Het ORGEL 96 (2000), nr. 4, 26-34 [summary]

Paris, St. SulpiceIt would be an oversimplification to claim that Bach’s music was simply ‘forgotten’ in France around 1900. The music was available in print shortly after the publication of it in Germany. Louis Niedermeyer in 1857 stated: ‘Bach’s music is the best ever written for the organ.’

In the Paris conservatory, François Benoist’s students had to perform a Bach Fugue as part of their exams. Under the tutelage of César Franck, who followed Benoit, students were required to play Bach’s great free organ pieces. After Franck there was Charles-Marie Widor. He introduced new perspectives on technique and interpretation. Alexandre Guilmant, who taught after Widor, was interested in a wider range of early music than Bach.

Bach interpretation around 1900 was characterised by a merging of ideas of students of Franck, Gigout and Lemmens. Widor, who was a student of Lemmens, focused on dignity and audibility of polyphone structures with respect to tempo; it is very difficult to generalize about tempo matters, as in actual practice the French organists played quite freely. Their articulation did not follow strict rules either; yet a consistent rule was a legato touch for melismatic passages and detached performance of rhythmic leaps and syncopations. Writers and teachers made regular reference to violin bowing as an appropriate model.

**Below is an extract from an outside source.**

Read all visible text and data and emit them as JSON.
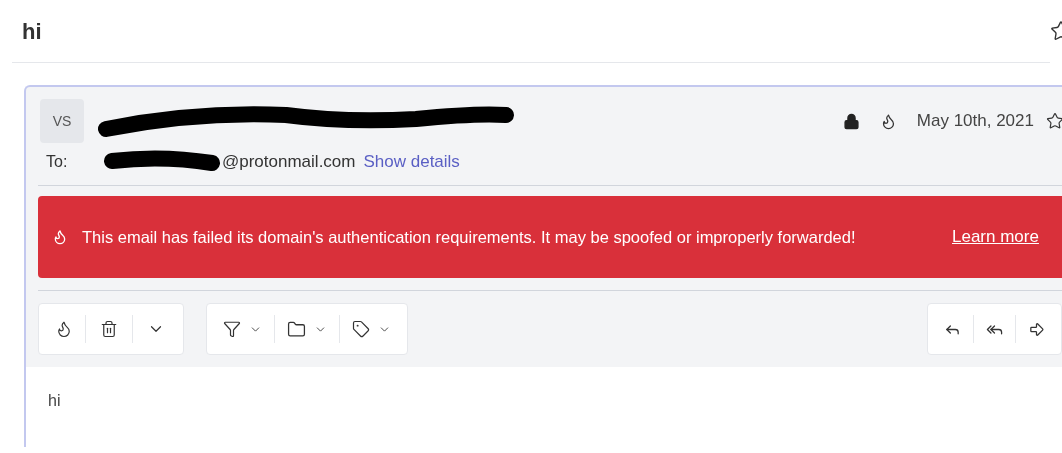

Registration considerations were dominated by the need to find a balance between the preponderant reed timbre and the timbre of the rest of the stops of the Cavaillé-Coll organs. The basic sound used was a plenum. In the typical performance of a fugue, the performer would start without the mixtures which would then be added gradually.